Available records:

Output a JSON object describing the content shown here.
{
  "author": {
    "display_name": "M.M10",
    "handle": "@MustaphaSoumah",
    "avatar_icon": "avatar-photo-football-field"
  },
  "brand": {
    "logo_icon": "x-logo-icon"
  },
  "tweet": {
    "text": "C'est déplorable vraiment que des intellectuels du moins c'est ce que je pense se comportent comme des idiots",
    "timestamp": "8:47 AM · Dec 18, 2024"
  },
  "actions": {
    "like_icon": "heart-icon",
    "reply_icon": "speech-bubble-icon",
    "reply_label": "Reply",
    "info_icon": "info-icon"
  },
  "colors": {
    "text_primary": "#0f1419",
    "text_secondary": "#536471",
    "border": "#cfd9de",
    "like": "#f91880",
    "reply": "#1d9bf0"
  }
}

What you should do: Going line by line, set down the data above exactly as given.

Written reply:
Output a JSON object describing the content shown here.
{
  "author": {
    "display_name": "M.M10",
    "handle": "@MustaphaSoumah",
    "avatar_icon": "avatar-photo-football-field"
  },
  "brand": {
    "logo_icon": "x-logo-icon"
  },
  "tweet": {
    "text": "C'est déplorable vraiment que des intellectuels du moins c'est ce que je pense se comportent comme des idiots",
    "timestamp": "8:47 AM · Dec 18, 2024"
  },
  "actions": {
    "like_icon": "heart-icon",
    "reply_icon": "speech-bubble-icon",
    "reply_label": "Reply",
    "info_icon": "info-icon"
  },
  "colors": {
    "text_primary": "#0f1419",
    "text_secondary": "#536471",
    "border": "#cfd9de",
    "like": "#f91880",
    "reply": "#1d9bf0"
  }
}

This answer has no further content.